Legendary 1950s F1 racer Tony Brooks passes away, aged 90
Tony Brooks, the last surviving Formula 1 race winner from the 1950s, has passed away at the age of 90.
Born Charles Anthony Standish Brooks on February 25 1932, Brooks was known as the ‘The Racing Dentist’, having famously dovetailed his studies in dentistry at the University of Manchester with the beginnings of his racing career – Brooks then qualifying as a dentist in 1956.
Soft spoken, mild mannered and lacking the obvious star quality of fellow British racers like Stirling Moss, Peter Collins and Mike Hawthorn, Brooks was nonetheless a searingly fast driver, winner of six Grands Prix (from just 38 starts), including his joint win at the 1957 British Grand Prix at Aintree – a victory he shared with Moss.

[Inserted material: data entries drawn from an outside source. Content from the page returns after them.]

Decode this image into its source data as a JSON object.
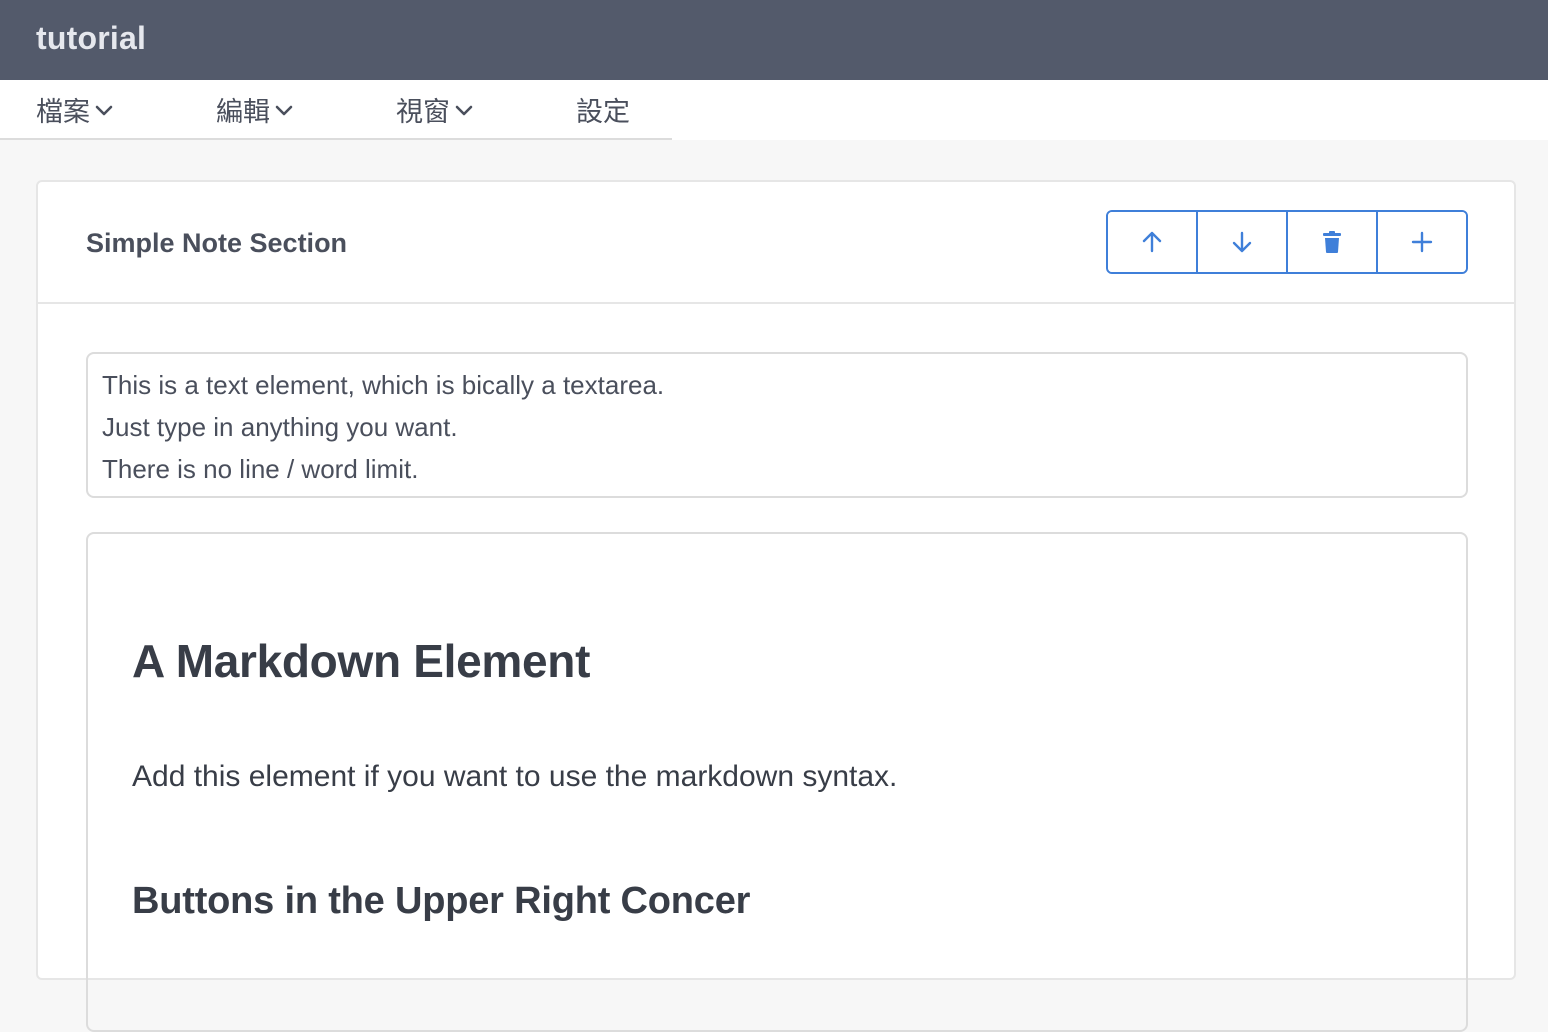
{
  "app": {
    "title": "tutorial"
  },
  "menu": {
    "items": [
      {
        "label": "檔案",
        "has_dropdown": true
      },
      {
        "label": "編輯",
        "has_dropdown": true
      },
      {
        "label": "視窗",
        "has_dropdown": true
      },
      {
        "label": "設定",
        "has_dropdown": false
      }
    ]
  },
  "section": {
    "title": "Simple Note Section",
    "buttons": [
      {
        "icon": "arrow-up-icon"
      },
      {
        "icon": "arrow-down-icon"
      },
      {
        "icon": "trash-icon"
      },
      {
        "icon": "plus-icon"
      }
    ],
    "accent_color": "#3f7fd9"
  },
  "text_element": {
    "lines": [
      "This is a text element, which is bically a textarea.",
      "Just type in anything you want.",
      "There is no line / word limit."
    ]
  },
  "markdown_element": {
    "h1": "A Markdown Element",
    "paragraph": "Add this element if you want to use the markdown syntax.",
    "h2": "Buttons in the Upper Right Concer"
  }
}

Brooks made his debut for BRM at the 1956 British Grand Prix, going on to drive for Vanwall in 1957 and 1958, before being picked by Enzo Ferrari to race for his famous team – with Brooks coming close to winning the world title in 1959.

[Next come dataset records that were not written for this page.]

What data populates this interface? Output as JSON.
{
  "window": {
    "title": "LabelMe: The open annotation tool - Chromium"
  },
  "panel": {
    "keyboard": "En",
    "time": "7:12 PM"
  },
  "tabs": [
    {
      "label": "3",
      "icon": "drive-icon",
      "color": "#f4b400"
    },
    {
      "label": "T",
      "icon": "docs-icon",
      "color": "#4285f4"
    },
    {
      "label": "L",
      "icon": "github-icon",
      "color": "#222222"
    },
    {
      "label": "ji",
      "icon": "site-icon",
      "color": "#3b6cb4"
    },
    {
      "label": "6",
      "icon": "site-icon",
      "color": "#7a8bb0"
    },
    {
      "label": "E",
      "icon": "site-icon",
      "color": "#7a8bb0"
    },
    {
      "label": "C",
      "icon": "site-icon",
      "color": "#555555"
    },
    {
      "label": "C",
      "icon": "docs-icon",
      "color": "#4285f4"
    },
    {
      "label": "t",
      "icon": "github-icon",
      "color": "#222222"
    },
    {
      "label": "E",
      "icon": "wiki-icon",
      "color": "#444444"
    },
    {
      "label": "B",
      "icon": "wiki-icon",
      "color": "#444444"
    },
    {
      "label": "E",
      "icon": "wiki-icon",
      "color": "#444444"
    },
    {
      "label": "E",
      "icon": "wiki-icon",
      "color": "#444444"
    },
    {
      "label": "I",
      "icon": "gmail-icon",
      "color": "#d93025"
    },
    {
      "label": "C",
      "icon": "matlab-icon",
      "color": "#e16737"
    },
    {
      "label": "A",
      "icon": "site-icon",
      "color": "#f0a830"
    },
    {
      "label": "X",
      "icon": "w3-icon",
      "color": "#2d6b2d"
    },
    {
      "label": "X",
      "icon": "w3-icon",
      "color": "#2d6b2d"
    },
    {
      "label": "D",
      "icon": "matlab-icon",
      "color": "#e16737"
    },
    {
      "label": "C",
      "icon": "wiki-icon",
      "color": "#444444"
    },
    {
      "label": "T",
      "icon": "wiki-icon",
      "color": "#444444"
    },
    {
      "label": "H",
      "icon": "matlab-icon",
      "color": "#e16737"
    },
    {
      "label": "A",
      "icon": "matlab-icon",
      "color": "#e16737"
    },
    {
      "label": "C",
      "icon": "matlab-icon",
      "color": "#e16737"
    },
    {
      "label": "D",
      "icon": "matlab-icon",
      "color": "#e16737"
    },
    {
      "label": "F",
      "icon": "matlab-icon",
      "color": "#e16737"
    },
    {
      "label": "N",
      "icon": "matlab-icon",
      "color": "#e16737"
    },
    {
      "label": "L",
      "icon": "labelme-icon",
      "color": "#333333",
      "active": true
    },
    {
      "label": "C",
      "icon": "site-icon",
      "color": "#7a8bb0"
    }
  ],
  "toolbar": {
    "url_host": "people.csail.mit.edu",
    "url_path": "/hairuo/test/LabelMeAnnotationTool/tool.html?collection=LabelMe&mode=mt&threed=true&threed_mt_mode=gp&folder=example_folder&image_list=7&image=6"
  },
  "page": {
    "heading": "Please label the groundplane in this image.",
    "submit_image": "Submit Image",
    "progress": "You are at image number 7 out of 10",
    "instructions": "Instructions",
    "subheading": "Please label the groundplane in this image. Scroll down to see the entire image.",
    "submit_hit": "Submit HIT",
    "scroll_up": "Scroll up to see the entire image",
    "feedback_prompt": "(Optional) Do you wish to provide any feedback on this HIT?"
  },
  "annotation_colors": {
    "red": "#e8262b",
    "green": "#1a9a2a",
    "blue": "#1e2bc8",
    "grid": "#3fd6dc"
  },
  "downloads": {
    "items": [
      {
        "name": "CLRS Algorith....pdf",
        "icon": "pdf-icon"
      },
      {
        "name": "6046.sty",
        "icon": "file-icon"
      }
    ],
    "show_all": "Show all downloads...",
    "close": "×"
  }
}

He would race on until 1961, his last outing seeing him finish on the podium in that year’s United States Grand Prix at Watkins Glen for BRM, before he left the sport behind him to focus on business interests.
Highly rated by his peers, Moss would always say of Brooks that, if he were to create his own Formula 1 team and pick any two drivers to race for the squad, Brooks would have been one of them, with Jim Clark alongside.

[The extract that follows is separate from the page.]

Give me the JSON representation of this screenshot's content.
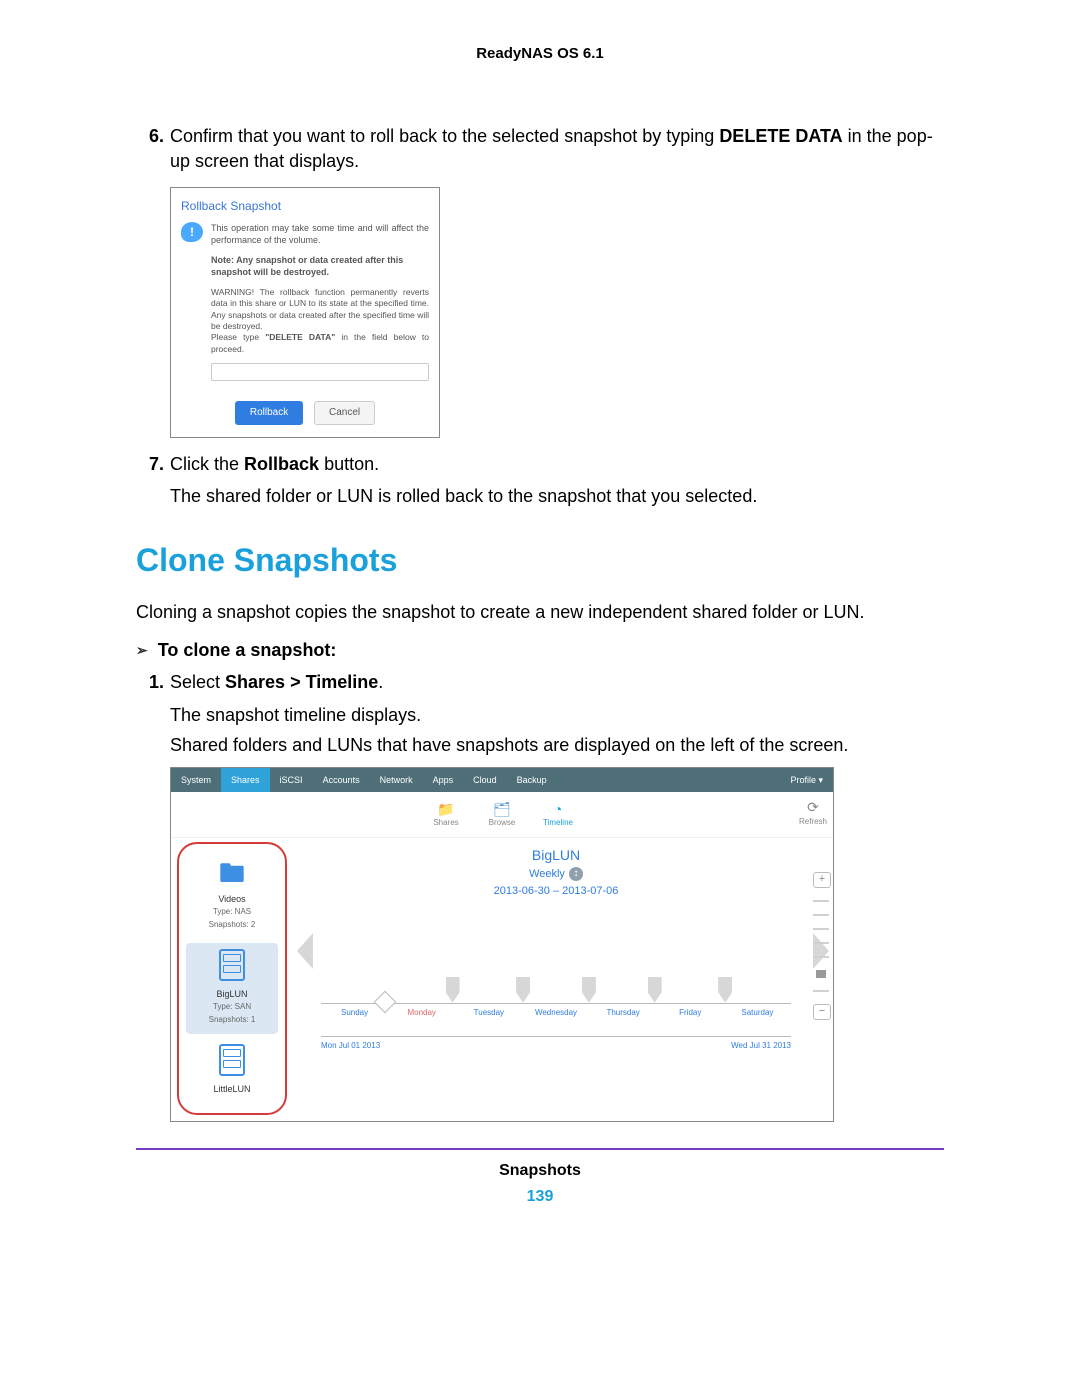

Speaking of the news of Brooks’ passing, meanwhile, Formula 1 President and CEO Stefano Domenicali said: “I was saddened to hear the news that Tony Brooks has died. He was part of a special group of drivers who were pioneers and pushed the boundaries at a time of great risk. He will be missed and our thoughts are with his family at this time.”
Tony Brooks – 1932-2022